- ASSIGNED TASK: Each entry below is to be restated word for word, with no pictures carried over.

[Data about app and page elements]
■ ■ ■ ■ ■ ■ ■

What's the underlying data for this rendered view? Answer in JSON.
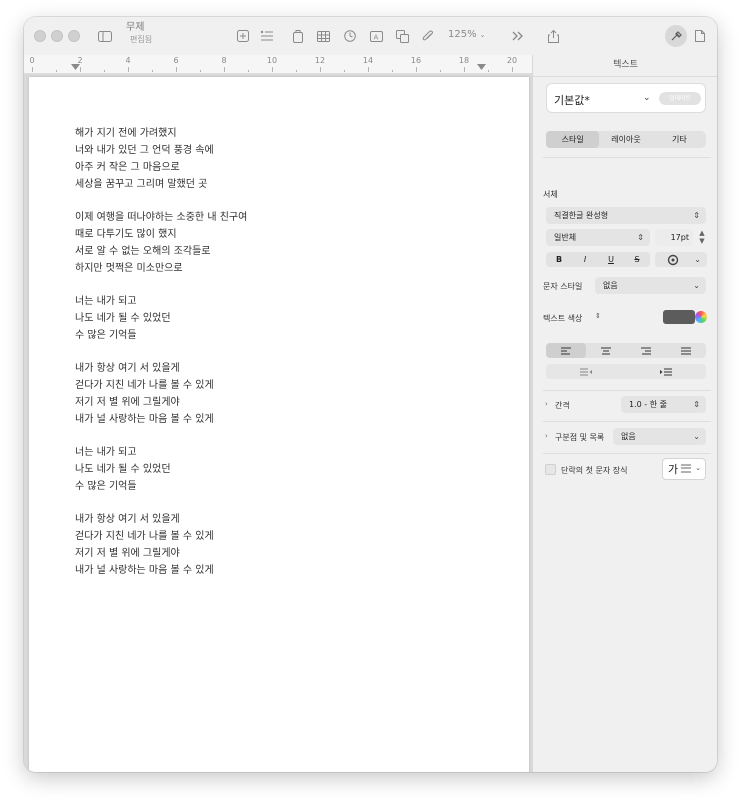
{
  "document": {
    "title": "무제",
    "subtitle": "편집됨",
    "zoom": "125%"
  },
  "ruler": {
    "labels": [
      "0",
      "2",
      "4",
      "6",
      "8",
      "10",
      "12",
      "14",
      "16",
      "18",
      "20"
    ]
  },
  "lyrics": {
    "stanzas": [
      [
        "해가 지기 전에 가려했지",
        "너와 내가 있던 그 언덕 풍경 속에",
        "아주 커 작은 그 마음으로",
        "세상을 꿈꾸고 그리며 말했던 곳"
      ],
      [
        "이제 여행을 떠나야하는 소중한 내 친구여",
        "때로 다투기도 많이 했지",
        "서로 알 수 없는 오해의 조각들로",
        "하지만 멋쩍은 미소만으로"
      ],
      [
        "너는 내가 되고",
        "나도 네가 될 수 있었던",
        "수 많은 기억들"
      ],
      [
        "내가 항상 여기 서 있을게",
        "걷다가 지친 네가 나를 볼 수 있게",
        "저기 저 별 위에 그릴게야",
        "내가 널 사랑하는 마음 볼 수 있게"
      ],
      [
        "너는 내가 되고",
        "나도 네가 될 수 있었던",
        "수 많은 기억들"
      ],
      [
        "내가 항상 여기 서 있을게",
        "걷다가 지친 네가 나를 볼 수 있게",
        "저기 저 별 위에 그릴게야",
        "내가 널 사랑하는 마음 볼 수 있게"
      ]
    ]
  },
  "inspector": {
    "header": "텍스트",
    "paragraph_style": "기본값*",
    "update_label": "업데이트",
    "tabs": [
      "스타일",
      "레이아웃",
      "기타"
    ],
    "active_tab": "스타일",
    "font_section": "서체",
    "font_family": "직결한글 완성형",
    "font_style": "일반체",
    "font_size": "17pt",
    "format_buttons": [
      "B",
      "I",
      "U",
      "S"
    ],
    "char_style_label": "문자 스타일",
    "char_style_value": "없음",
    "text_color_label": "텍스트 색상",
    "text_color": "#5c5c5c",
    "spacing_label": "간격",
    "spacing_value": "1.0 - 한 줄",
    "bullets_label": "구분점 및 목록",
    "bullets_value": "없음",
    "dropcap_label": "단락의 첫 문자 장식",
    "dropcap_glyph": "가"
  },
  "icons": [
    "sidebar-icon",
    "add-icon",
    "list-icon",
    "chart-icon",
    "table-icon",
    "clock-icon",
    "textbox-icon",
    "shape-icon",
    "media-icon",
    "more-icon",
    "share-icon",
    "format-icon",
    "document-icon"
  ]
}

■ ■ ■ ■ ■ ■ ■

- SOLUTION TO THE EXERCISE:
What's the underlying data for this rendered view? Answer in JSON.
{
  "document": {
    "title": "무제",
    "subtitle": "편집됨",
    "zoom": "125%"
  },
  "ruler": {
    "labels": [
      "0",
      "2",
      "4",
      "6",
      "8",
      "10",
      "12",
      "14",
      "16",
      "18",
      "20"
    ]
  },
  "lyrics": {
    "stanzas": [
      [
        "해가 지기 전에 가려했지",
        "너와 내가 있던 그 언덕 풍경 속에",
        "아주 커 작은 그 마음으로",
        "세상을 꿈꾸고 그리며 말했던 곳"
      ],
      [
        "이제 여행을 떠나야하는 소중한 내 친구여",
        "때로 다투기도 많이 했지",
        "서로 알 수 없는 오해의 조각들로",
        "하지만 멋쩍은 미소만으로"
      ],
      [
        "너는 내가 되고",
        "나도 네가 될 수 있었던",
        "수 많은 기억들"
      ],
      [
        "내가 항상 여기 서 있을게",
        "걷다가 지친 네가 나를 볼 수 있게",
        "저기 저 별 위에 그릴게야",
        "내가 널 사랑하는 마음 볼 수 있게"
      ],
      [
        "너는 내가 되고",
        "나도 네가 될 수 있었던",
        "수 많은 기억들"
      ],
      [
        "내가 항상 여기 서 있을게",
        "걷다가 지친 네가 나를 볼 수 있게",
        "저기 저 별 위에 그릴게야",
        "내가 널 사랑하는 마음 볼 수 있게"
      ]
    ]
  },
  "inspector": {
    "header": "텍스트",
    "paragraph_style": "기본값*",
    "update_label": "업데이트",
    "tabs": [
      "스타일",
      "레이아웃",
      "기타"
    ],
    "active_tab": "스타일",
    "font_section": "서체",
    "font_family": "직결한글 완성형",
    "font_style": "일반체",
    "font_size": "17pt",
    "format_buttons": [
      "B",
      "I",
      "U",
      "S"
    ],
    "char_style_label": "문자 스타일",
    "char_style_value": "없음",
    "text_color_label": "텍스트 색상",
    "text_color": "#5c5c5c",
    "spacing_label": "간격",
    "spacing_value": "1.0 - 한 줄",
    "bullets_label": "구분점 및 목록",
    "bullets_value": "없음",
    "dropcap_label": "단락의 첫 문자 장식",
    "dropcap_glyph": "가"
  },
  "icons": [
    "sidebar-icon",
    "add-icon",
    "list-icon",
    "chart-icon",
    "table-icon",
    "clock-icon",
    "textbox-icon",
    "shape-icon",
    "media-icon",
    "more-icon",
    "share-icon",
    "format-icon",
    "document-icon"
  ]
}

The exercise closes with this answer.